For Hasan, who dabbles in a variety of forms, each has its own charms. “I can get absorbed in each in their separate ways and seem to be swinging back to each sequentially,” she says, “though I think the criticism has always gone along with whatever else I’m doing because I need to read other writers, read my contemporaries, even when I’m writing. And then I can’t resist analysing the present moment through those books.”
She describes her literary influences as both “wide” and “wild”. “I read a lot of fiction—more Indian than Western, though growing up it was the opposite. Every year at least a couple of instances of new Indian writing will make me sit up.” Recent books include Sara Rai’s Raw Umber, I Allan Sealy’s Asoca, Geetanjali Shree’s Tomb of Sand, Chandan Pandey’s Legal Fiction, Ashutosh Bhardwaj’s Death Script, and Ankush Saikia’s Forest Beneath the Mountain. More recently she has been drawn to Chinese fiction in translation, as well as English writing by expat Chinese writers, “which has been a revelation simply for its seeming closeness to the people”.
History’s Angel is set in a middle-class milieu. Its characters move between English, Hindi, Urdu, Punjabi. Which takes us back to the original problem of the Indian writer in English: How do you write an English novel when the characters themselves are thinking and working in different languages? What are the challenges or factors that you have to be cognisant of?
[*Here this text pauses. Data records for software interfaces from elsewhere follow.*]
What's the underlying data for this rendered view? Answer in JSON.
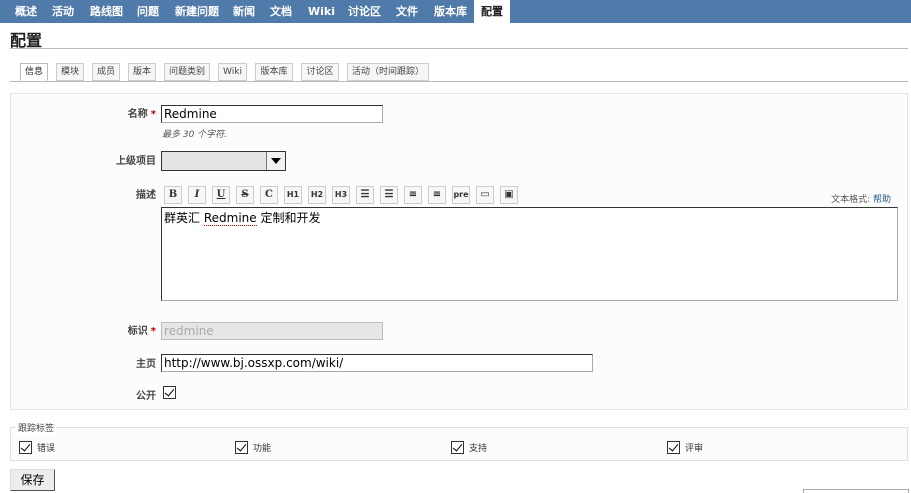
{
  "top_menu": {
    "items": [
      "概述",
      "活动",
      "路线图",
      "问题",
      "新建问题",
      "新闻",
      "文档",
      "Wiki",
      "讨论区",
      "文件",
      "版本库",
      "配置"
    ],
    "selected": "配置"
  },
  "page_title": "配置",
  "tabs": {
    "items": [
      "信息",
      "模块",
      "成员",
      "版本",
      "问题类别",
      "Wiki",
      "版本库",
      "讨论区",
      "活动（时间跟踪）"
    ],
    "selected": "信息"
  },
  "form": {
    "name_label": "名称",
    "required_mark": "*",
    "name_value": "Redmine",
    "name_hint": "最多 30 个字符.",
    "parent_label": "上级项目",
    "parent_value": "",
    "description_label": "描述",
    "toolbar": [
      {
        "icon": "bold-icon",
        "glyph": "B"
      },
      {
        "icon": "italic-icon",
        "glyph": "I"
      },
      {
        "icon": "underline-icon",
        "glyph": "U"
      },
      {
        "icon": "strikethrough-icon",
        "glyph": "S"
      },
      {
        "icon": "code-icon",
        "glyph": "C"
      },
      {
        "icon": "heading1-icon",
        "glyph": "H1"
      },
      {
        "icon": "heading2-icon",
        "glyph": "H2"
      },
      {
        "icon": "heading3-icon",
        "glyph": "H3"
      },
      {
        "icon": "unordered-list-icon",
        "glyph": "☰"
      },
      {
        "icon": "ordered-list-icon",
        "glyph": "☰"
      },
      {
        "icon": "quote-icon",
        "glyph": "≡"
      },
      {
        "icon": "unquote-icon",
        "glyph": "≡"
      },
      {
        "icon": "preformatted-icon",
        "glyph": "pre"
      },
      {
        "icon": "wiki-link-icon",
        "glyph": "▭"
      },
      {
        "icon": "image-icon",
        "glyph": "▣"
      }
    ],
    "text_format_label": "文本格式:",
    "help_link": "帮助",
    "description_prefix": "群英汇 ",
    "description_word": "Redmine",
    "description_suffix": " 定制和开发",
    "identifier_label": "标识",
    "identifier_value": "redmine",
    "homepage_label": "主页",
    "homepage_value": "http://www.bj.ossxp.com/wiki/",
    "public_label": "公开",
    "public_checked": true
  },
  "trackers": {
    "legend": "跟踪标签",
    "items": [
      {
        "label": "错误",
        "checked": true
      },
      {
        "label": "功能",
        "checked": true
      },
      {
        "label": "支持",
        "checked": true
      },
      {
        "label": "评审",
        "checked": true
      }
    ]
  },
  "save_label": "保存",
  "colors": {
    "menu_bar": "#507aaa",
    "required": "#bb0000",
    "link": "#2a5a8a"
  }
}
“It’s an old question and not one that any of us Englishwallahs have come up with a good answer for,” says Hasan. “People talk in Indian languages and we write them in English.” Hasan is married to the writer Zac O’Yeah. “We influence each other greatly but have managed so far to remain different people,” she says, on the literary dynamic in their marriage. “Our styles differ but our interests are greatly entangled. And we are each other’s first readers, which has been critical for me because he has a very good head for both fact and fiction.”
For her next piece of work Hasan returns to Shillong. It’s a piece of non-fiction she has been working on for the past few years. “It’s an attempt at a people’s history,” she says, “of this fascinatingly mixed and modern town, the story held together with my own memories and experiences of it.”